The two main Regulations under the SAST Regulations that contain disclosure requirements are:
  1. Regulation 29:
    It deals with the disclosure requirements of the lender. The regulation states that on any acquisition or disposal of shares or voting rights by the lender or any person acting jointly with him, of the company aggregating to 5% or more, shall disclose their voting right and/or their total shareholding in such company within 10 working days of acquisition of such share or voting rights. The disclosure shall be made:
    1. to every stock exchange where the shares of the company are listed;
    2. to the company at its registered office.
    The disclosure shall also be made if there is a change in shareholding or voting rights. The disclosure is to be made even if the total shareholding or voting rights fall below 5% or if there is an increase in total shareholding or voting rights above 29%.

    This Regulation shall not be applicable to scheduled commercial banks or public financial institutions as a pledge in connection with the pledge of shares for securing the debts in the normal course of its business.
  2. Regulation 30:
    It deals with the disclosure requirements of the promoters. It states that the promoter of the company has to disclose all the details of shares encumbered, or any details of invocation of such encumbrances or release of such encumbrances by him or by persons acting in concert with him in the company.The disclosure should be made within 7 working days from the creation, invocation or release of encumbrance, as the case maybe, to:
    1. Every stock exchange where the shares of the company are listed;
    2. The target company at its registered office.

Recently, SEBI exempted the below mentioned companies from disclosure requirements under the SAST Regulations:
  1. Deposit taking Housing Finance Companies (HFCS) or HFCs of asset size of at least Rs.500 crores, registered with the National Housing Bank (NHB)
  2. Systematically important NBFCs i.e whose assets are worth 500 cr or more.

Pledging Of Shares For Non-Residents

The regulatory change brought about by the RBI in its Circular 57 permits non-resident shareholders of the Indian companies to avail of loans from Indian and overseas banks. They can pledge their shares using their shareholding in Indian companies as collateral after obtaining the no-objection certificate (NOC) from the relevant authorized dealers (AD).

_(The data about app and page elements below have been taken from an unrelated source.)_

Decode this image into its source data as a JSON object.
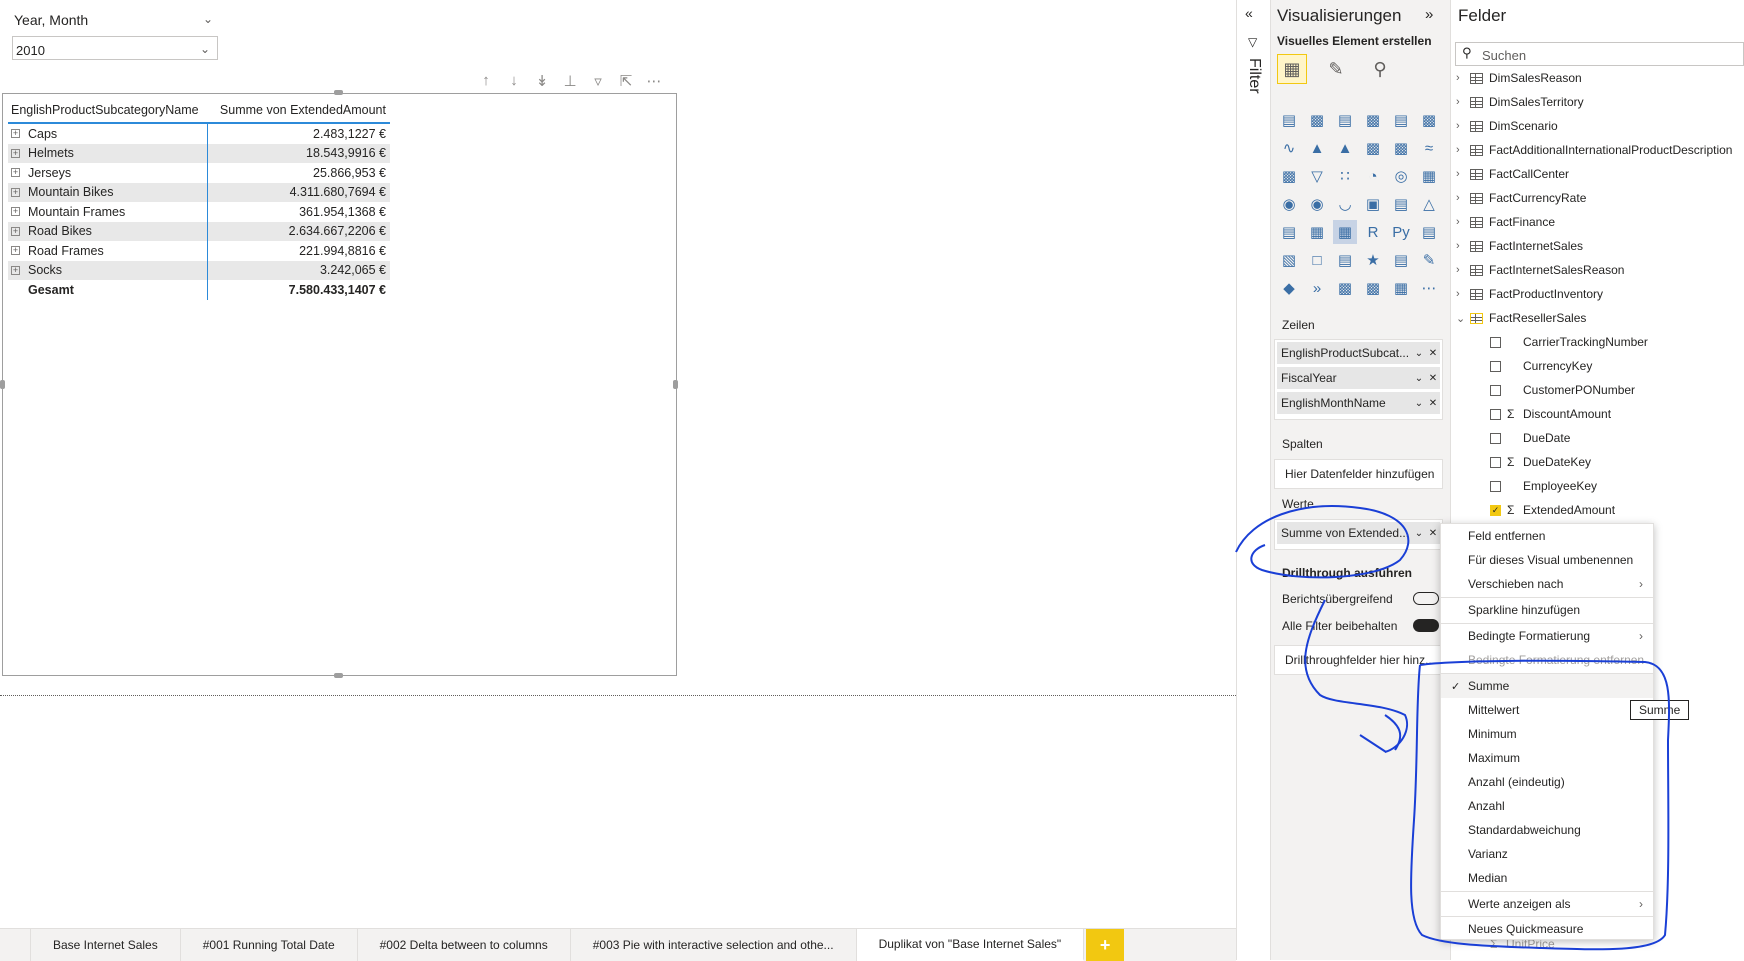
{
  "slicer": {
    "title": "Year, Month",
    "value": "2010"
  },
  "table": {
    "headers": [
      "EnglishProductSubcategoryName",
      "Summe von ExtendedAmount"
    ],
    "rows": [
      {
        "name": "Caps",
        "value": "2.483,1227 €"
      },
      {
        "name": "Helmets",
        "value": "18.543,9916 €"
      },
      {
        "name": "Jerseys",
        "value": "25.866,953 €"
      },
      {
        "name": "Mountain Bikes",
        "value": "4.311.680,7694 €"
      },
      {
        "name": "Mountain Frames",
        "value": "361.954,1368 €"
      },
      {
        "name": "Road Bikes",
        "value": "2.634.667,2206 €"
      },
      {
        "name": "Road Frames",
        "value": "221.994,8816 €"
      },
      {
        "name": "Socks",
        "value": "3.242,065 €"
      }
    ],
    "total": {
      "name": "Gesamt",
      "value": "7.580.433,1407 €"
    }
  },
  "tabs": [
    "Base Internet Sales",
    "#001 Running Total Date",
    "#002 Delta between to columns",
    "#003 Pie with interactive selection and othe...",
    "Duplikat von \"Base Internet Sales\""
  ],
  "tab_add": "+",
  "filter": {
    "label": "Filter"
  },
  "viz": {
    "title": "Visualisierungen",
    "subtitle": "Visuelles Element erstellen",
    "wells": {
      "rows_label": "Zeilen",
      "rows": [
        "EnglishProductSubcat...",
        "FiscalYear",
        "EnglishMonthName"
      ],
      "columns_label": "Spalten",
      "columns_placeholder": "Hier Datenfelder hinzufügen",
      "values_label": "Werte",
      "values": [
        "Summe von Extended..."
      ]
    },
    "drillthrough": {
      "title": "Drillthrough ausführen",
      "cross_report": "Berichtsübergreifend",
      "keep_filters": "Alle Filter beibehalten",
      "placeholder": "Drillthroughfelder hier hinz..."
    }
  },
  "fields": {
    "title": "Felder",
    "search_placeholder": "Suchen",
    "tables": [
      "DimSalesReason",
      "DimSalesTerritory",
      "DimScenario",
      "FactAdditionalInternationalProductDescription",
      "FactCallCenter",
      "FactCurrencyRate",
      "FactFinance",
      "FactInternetSales",
      "FactInternetSalesReason",
      "FactProductInventory",
      "FactResellerSales"
    ],
    "reseller_fields": [
      {
        "name": "CarrierTrackingNumber",
        "sigma": false,
        "checked": false
      },
      {
        "name": "CurrencyKey",
        "sigma": false,
        "checked": false
      },
      {
        "name": "CustomerPONumber",
        "sigma": false,
        "checked": false
      },
      {
        "name": "DiscountAmount",
        "sigma": true,
        "checked": false
      },
      {
        "name": "DueDate",
        "sigma": false,
        "checked": false
      },
      {
        "name": "DueDateKey",
        "sigma": true,
        "checked": false
      },
      {
        "name": "EmployeeKey",
        "sigma": false,
        "checked": false
      },
      {
        "name": "ExtendedAmount",
        "sigma": true,
        "checked": true
      }
    ],
    "last_partial": "UnitPrice"
  },
  "context_menu": {
    "remove": "Feld entfernen",
    "rename": "Für dieses Visual umbenennen",
    "move": "Verschieben nach",
    "sparkline": "Sparkline hinzufügen",
    "cond_format": "Bedingte Formatierung",
    "cond_format_remove": "Bedingte Formatierung entfernen",
    "agg": [
      "Summe",
      "Mittelwert",
      "Minimum",
      "Maximum",
      "Anzahl (eindeutig)",
      "Anzahl",
      "Standardabweichung",
      "Varianz",
      "Median"
    ],
    "show_as": "Werte anzeigen als",
    "quick_measure": "Neues Quickmeasure"
  },
  "tooltip": "Summe",
  "colors": {
    "accent": "#F2C811",
    "table_line": "#2C8AD9",
    "annotation": "#1A3FD6"
  }
}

Accordingly, the requirement to obtain prior approval of the RBI for pledging the Indian shares held by non-residents is dispensed with subject to fulfillment of the conditions prescribed. ADs in respect of foreign direct investment (FDI), such as private banks, public sector banks and multinational banks can act as an AD in the matters relating to pledge of shares.

Law Article in India

Ask A Lawyers

You May Like

Legal Question & Answers

Lawyers in India - Search By City

Copyright Filing
Online Copyright Registration


How To File For Mutual Divorce In Delhi


How To File For Mutual Divorce In Delhi Mutual Consent Divorce is the Simplest Way to Obtain a D...

Increased Age For Girls Marriage


It is hoped that the Prohibition of Child Marriage (Amendment) Bill, 2021, which intends to inc...

Facade of Social Media


One may very easily get absorbed in the lives of others as one scrolls through a Facebook news ...

Section 482 CrPc - Quashing Of FIR: Guid...


The Inherent power under Section 482 in The Code Of Criminal Procedure, 1973 (37th Chapter of t...

The Uniform Civil Code (UCC) in India: A...


The Uniform Civil Code (UCC) is a concept that proposes the unification of personal laws across...

Role Of Artificial Intelligence In Legal...


Artificial intelligence (AI) is revolutionizing various sectors of the economy, and the legal i...

Lawyers Registration
Lawyers Membership - Get Clients Online

File caveat In Supreme Court Instantly